━━━ Dataset records

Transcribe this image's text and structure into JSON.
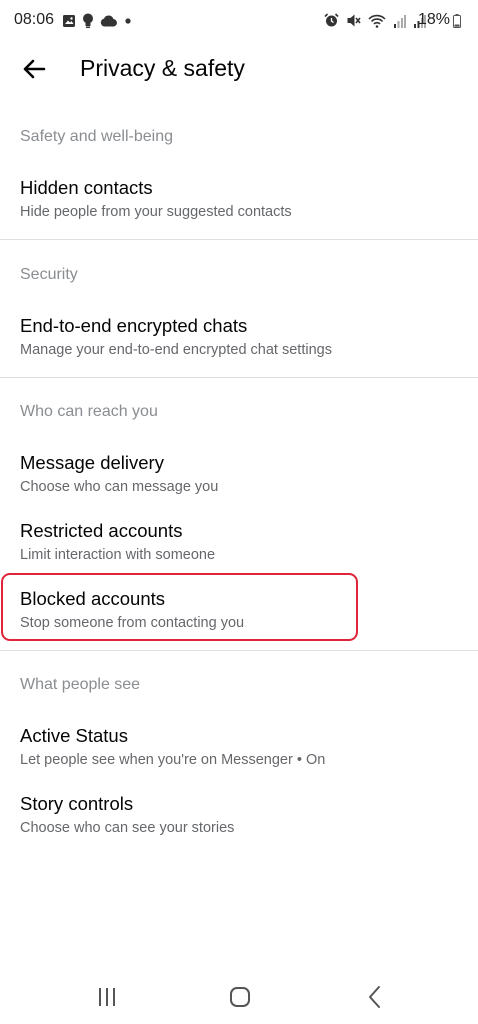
{
  "status_bar": {
    "time": "08:06",
    "battery": "18%"
  },
  "header": {
    "title": "Privacy & safety"
  },
  "sections": [
    {
      "header": "Safety and well-being",
      "items": [
        {
          "title": "Hidden contacts",
          "subtitle": "Hide people from your suggested contacts"
        }
      ]
    },
    {
      "header": "Security",
      "items": [
        {
          "title": "End-to-end encrypted chats",
          "subtitle": "Manage your end-to-end encrypted chat settings"
        }
      ]
    },
    {
      "header": "Who can reach you",
      "items": [
        {
          "title": "Message delivery",
          "subtitle": "Choose who can message you"
        },
        {
          "title": "Restricted accounts",
          "subtitle": "Limit interaction with someone"
        },
        {
          "title": "Blocked accounts",
          "subtitle": "Stop someone from contacting you"
        }
      ]
    },
    {
      "header": "What people see",
      "items": [
        {
          "title": "Active Status",
          "subtitle": "Let people see when you're on Messenger • On"
        },
        {
          "title": "Story controls",
          "subtitle": "Choose who can see your stories"
        }
      ]
    }
  ],
  "colors": {
    "highlight": "#e0243a",
    "section_header": "#8a8d91",
    "subtitle": "#65676b"
  }
}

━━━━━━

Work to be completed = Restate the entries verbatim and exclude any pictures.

Task solution =
Transcribe this image's text and structure into JSON.
{
  "status_bar": {
    "time": "08:06",
    "battery": "18%"
  },
  "header": {
    "title": "Privacy & safety"
  },
  "sections": [
    {
      "header": "Safety and well-being",
      "items": [
        {
          "title": "Hidden contacts",
          "subtitle": "Hide people from your suggested contacts"
        }
      ]
    },
    {
      "header": "Security",
      "items": [
        {
          "title": "End-to-end encrypted chats",
          "subtitle": "Manage your end-to-end encrypted chat settings"
        }
      ]
    },
    {
      "header": "Who can reach you",
      "items": [
        {
          "title": "Message delivery",
          "subtitle": "Choose who can message you"
        },
        {
          "title": "Restricted accounts",
          "subtitle": "Limit interaction with someone"
        },
        {
          "title": "Blocked accounts",
          "subtitle": "Stop someone from contacting you"
        }
      ]
    },
    {
      "header": "What people see",
      "items": [
        {
          "title": "Active Status",
          "subtitle": "Let people see when you're on Messenger • On"
        },
        {
          "title": "Story controls",
          "subtitle": "Choose who can see your stories"
        }
      ]
    }
  ],
  "colors": {
    "highlight": "#e0243a",
    "section_header": "#8a8d91",
    "subtitle": "#65676b"
  }
}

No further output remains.